Chocolate Chip Cutout Cookies

Like most bakers I have a go-to cutout cookie recipe. It's my favorite because it doesn't require softened butter, maintains its shape while baking and tastes more like shortbread than a rock hard sugar cookie (win/win/win). I use it ALL the time. And that can get boring. So, this time I took inspiration from all of the Valentine's Day chocolate goodies out there and tossed a few mini chocolate chips into my dough. The results couldn't be lovelier. Now I have a new classic recipe for cookie decorating projects. Like these little hearts!

Why I love these chocolate chip cutouts

I'm loving the simplicity and size of these chocolate chip cutout cookies. Mini chips, mini cookies, mini yum. Who doesn't love a bite sized treat? I iced half of each cookie in pale pink or white royal icing to showcase the chocolate chips, but it also cut down on my decorating time. Gotta love that!

Tips, techniques + takeaways

A small (6"x6") chevron stencil was large enough to airbrush 2 cookies at once.

I used a piece of card stock to cover the unfrosted part of the cookie to catch the overspray.


Heidi Swapp Chevron Stencil

Jes Best Chocolate Chip Cutout Cookies

Makes 2-3 dozen cutout cookies (depending on size)

3 cups all-purpose flour
1/2 teaspoon baking powder
1/4 teaspoon kosher salt
1 1/4 cups chilled unsalted butter, cut into 1/2" cubes
1 cup sugar
1 large free-range egg
1 large free-range egg yolk
1 tsp. vanilla extract
1/4 cup mini chocolate chips

  1. Sift 3 cups flour, baking powder and salt into a medium sized bowl. Set aside.

  2. Using an electric mixer with the paddle attachment, beat butter and sugar on high speed until well combined (butter does not need to be fluffy), about 3 minutes.

  3. Add egg, egg yolk, and vanilla; beat just to combine. Reduce speed to low and gradually add dry ingredients. Mix until dough comes together.

  4. Roll dough to desired thickness (1/8"-1/4") between two pieces of lightly floured parchment paper on a Silpat mat or flexible cutting mat. Continue to flour top of dough so parchment doesn't stick or crease.

  5. Remove top parchment and sprinkle dough evenly with mini chocolate chips. Replace parchment and gently roll chocolate chips into dough.

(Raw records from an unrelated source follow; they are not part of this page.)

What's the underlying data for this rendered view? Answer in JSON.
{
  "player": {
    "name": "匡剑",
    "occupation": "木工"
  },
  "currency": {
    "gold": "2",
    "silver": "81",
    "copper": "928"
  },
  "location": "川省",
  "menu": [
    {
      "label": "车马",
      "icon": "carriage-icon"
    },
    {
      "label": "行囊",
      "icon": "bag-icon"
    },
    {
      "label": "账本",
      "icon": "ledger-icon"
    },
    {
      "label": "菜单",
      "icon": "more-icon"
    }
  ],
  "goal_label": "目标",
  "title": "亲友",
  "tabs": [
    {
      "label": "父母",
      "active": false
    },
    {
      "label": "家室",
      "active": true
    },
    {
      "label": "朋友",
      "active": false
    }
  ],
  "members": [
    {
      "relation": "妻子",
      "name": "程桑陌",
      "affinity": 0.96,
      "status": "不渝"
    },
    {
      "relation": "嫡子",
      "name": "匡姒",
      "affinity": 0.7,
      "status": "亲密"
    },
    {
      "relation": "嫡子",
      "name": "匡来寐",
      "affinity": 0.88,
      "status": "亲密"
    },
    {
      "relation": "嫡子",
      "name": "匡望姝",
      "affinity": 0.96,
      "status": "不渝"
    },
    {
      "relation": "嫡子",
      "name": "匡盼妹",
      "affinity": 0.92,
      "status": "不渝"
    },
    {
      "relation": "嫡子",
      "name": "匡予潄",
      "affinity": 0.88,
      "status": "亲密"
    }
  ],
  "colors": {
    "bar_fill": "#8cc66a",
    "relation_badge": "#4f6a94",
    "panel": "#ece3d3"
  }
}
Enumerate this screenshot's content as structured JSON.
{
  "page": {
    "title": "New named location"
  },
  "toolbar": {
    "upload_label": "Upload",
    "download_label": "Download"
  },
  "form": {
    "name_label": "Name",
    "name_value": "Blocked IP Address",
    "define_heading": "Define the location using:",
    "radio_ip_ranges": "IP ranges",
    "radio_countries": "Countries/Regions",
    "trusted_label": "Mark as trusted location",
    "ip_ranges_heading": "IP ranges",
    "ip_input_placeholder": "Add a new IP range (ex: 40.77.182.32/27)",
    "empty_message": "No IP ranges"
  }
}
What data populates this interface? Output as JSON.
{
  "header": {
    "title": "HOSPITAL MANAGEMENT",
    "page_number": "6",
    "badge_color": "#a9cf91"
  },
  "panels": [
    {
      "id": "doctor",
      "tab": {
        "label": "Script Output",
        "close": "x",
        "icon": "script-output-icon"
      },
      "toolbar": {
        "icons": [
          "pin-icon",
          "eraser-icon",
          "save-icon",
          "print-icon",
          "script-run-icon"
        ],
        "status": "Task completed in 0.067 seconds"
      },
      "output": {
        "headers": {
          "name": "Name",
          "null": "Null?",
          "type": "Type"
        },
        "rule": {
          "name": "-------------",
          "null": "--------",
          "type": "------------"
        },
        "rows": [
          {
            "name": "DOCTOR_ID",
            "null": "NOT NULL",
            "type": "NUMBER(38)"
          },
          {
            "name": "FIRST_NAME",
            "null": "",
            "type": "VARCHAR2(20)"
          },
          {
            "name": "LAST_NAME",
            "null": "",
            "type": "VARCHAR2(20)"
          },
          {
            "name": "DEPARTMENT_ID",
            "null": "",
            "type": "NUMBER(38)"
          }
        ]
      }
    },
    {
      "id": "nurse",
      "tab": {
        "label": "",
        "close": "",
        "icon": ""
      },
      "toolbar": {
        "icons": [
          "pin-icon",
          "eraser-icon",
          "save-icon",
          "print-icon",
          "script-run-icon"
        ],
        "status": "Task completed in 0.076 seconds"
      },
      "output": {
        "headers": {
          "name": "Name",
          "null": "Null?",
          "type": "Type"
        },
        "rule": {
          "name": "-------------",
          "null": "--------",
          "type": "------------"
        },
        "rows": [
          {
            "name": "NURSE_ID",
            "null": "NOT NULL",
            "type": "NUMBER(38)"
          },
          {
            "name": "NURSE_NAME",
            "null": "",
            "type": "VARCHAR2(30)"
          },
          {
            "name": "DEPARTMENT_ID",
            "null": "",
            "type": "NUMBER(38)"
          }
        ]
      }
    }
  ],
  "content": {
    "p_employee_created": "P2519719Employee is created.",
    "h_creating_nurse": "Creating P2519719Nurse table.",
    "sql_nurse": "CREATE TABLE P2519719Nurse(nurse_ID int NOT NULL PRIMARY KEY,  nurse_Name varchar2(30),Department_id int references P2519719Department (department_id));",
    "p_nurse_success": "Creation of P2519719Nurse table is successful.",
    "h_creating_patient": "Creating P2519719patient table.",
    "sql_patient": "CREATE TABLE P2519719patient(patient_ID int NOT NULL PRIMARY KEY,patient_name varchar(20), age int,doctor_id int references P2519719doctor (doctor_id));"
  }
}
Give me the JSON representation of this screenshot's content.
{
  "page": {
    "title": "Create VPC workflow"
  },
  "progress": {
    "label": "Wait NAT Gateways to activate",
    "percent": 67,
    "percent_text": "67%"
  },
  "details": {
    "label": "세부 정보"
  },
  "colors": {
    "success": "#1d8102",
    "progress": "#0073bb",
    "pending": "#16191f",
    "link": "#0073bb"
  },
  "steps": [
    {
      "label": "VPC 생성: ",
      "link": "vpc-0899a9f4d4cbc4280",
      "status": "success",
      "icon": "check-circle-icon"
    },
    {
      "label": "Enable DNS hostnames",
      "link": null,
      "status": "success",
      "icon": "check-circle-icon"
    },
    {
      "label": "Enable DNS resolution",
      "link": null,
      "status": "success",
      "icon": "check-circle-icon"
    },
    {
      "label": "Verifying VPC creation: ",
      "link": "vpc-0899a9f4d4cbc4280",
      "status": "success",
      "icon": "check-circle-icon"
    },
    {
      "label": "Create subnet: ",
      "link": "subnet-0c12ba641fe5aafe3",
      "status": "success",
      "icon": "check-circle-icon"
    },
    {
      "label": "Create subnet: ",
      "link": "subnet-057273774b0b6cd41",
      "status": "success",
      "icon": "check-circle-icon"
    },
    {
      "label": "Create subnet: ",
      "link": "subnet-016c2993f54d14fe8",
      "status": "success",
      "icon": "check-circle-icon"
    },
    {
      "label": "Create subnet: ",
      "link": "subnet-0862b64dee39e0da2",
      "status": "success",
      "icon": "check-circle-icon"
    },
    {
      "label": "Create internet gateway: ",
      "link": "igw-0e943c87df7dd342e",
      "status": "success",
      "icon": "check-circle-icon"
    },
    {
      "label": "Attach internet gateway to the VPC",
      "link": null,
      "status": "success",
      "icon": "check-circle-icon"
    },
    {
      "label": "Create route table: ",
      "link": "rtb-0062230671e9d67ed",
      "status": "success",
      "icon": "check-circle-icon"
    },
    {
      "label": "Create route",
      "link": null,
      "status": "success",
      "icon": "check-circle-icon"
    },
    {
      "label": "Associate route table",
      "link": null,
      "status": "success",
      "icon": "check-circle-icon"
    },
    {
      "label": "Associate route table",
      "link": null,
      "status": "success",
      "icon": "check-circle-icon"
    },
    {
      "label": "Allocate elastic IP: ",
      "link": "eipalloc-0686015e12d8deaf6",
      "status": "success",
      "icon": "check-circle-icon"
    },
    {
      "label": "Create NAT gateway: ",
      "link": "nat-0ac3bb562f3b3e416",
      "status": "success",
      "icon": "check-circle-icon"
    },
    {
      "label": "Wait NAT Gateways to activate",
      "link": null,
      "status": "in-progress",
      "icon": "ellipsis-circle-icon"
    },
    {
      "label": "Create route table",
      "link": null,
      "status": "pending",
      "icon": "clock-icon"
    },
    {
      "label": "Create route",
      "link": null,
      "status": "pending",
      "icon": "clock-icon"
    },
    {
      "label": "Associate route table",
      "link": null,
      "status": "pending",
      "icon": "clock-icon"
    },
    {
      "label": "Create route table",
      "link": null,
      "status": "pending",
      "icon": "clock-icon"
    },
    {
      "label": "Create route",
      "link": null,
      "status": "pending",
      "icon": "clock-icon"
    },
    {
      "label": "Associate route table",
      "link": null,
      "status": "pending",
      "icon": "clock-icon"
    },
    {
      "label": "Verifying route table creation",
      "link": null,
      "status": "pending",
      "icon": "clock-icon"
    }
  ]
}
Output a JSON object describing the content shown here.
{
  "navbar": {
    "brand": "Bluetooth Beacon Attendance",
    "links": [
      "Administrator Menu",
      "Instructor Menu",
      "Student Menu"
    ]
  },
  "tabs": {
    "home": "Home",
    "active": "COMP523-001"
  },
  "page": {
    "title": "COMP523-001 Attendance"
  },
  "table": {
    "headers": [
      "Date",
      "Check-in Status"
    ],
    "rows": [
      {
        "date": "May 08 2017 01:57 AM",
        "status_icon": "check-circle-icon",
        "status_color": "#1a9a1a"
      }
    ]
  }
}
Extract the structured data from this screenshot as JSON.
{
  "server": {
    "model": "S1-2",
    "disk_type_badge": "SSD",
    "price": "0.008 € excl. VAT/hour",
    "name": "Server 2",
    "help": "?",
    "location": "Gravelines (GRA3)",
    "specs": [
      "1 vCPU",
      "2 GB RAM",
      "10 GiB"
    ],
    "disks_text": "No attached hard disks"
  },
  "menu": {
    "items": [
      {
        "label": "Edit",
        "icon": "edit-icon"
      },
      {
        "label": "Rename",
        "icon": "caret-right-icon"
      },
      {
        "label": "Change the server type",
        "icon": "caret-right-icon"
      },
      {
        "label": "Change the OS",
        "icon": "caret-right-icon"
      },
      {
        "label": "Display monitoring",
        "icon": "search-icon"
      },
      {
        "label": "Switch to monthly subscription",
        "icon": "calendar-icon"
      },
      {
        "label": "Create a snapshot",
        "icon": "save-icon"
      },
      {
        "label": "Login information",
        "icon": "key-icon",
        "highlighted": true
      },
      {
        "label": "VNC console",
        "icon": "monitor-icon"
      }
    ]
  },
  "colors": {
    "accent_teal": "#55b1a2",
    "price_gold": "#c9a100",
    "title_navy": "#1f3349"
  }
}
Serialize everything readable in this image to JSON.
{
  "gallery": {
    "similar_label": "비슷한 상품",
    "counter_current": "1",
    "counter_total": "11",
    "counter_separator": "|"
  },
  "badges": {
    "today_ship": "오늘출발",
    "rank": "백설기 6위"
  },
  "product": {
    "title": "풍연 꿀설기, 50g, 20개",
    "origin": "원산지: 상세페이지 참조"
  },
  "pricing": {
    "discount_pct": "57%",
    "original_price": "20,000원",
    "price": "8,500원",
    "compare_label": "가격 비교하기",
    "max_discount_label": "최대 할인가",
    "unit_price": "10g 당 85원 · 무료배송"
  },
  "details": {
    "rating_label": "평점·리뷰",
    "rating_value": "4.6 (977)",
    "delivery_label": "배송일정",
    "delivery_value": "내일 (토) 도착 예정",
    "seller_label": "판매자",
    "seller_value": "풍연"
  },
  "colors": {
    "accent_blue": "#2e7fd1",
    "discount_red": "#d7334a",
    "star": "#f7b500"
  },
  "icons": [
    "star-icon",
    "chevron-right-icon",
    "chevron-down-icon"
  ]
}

  6. Transfer mat and rolled dough to refrigerator to chill for about 2 hours.

  7. With "chip side" down, cut dough to desired shapes and place on baking sheet pans lined with parchment paper. Chill again until ready to bake. Ideally, 20-30 minutes.

  8. Preheat oven to 325º

  9. Bake until edges are slightly golden, about 12–16 minutes, depending on size. Let cookies cool slightly on pans then transfer to wire racks to cool completely.

Do Ahead: Cookies can be baked (left undecorated) 2 weeks ahead; separate cookies with wax paper, place in air tight containers and freeze.

Jes Best Royal Icing

Makes enough to decorate 2-3 dozen cookies, depending on size

970 g [2 lb bag] confectioners' sugar, no need to sift
80g [or 8-10 tablespoons] meringue powder (CK or Henry & Henry)
1/2 teaspoon cream of tartar (to keep icing bright white)
1/2 cup water
4 tablespoons water
Food coloring (optional)

  1. Using a stand mixer fitted with the paddle attachment, mix sugar, meringue powder and cream of tartar on low for just a bit to incorporate evenly.

  2. Slowly add 1/2 cup water while mixing at a low speed. Add water 1 tablespoon at a time until sugar is just wet.

  3. Scrape sides of the mixing bowl. Increase speed one notch (#2 on Kitchenaid stand mixer). Mix for five minutes. When finished icing should have a matte (not glossy) finish and hold it's shape on the paddle when pulled up/out of the bowl.

  4. Separate into clean, oil-free containers and tint with gel food coloring.

  5. This recipe yields "stiff" consistency for piping details. Add water as needed to achieve flooding consistency.

  6. Keep covered tightly and store for up to a week in a cool dry place or 10 days in the refrigerator. Mix well when ready to use.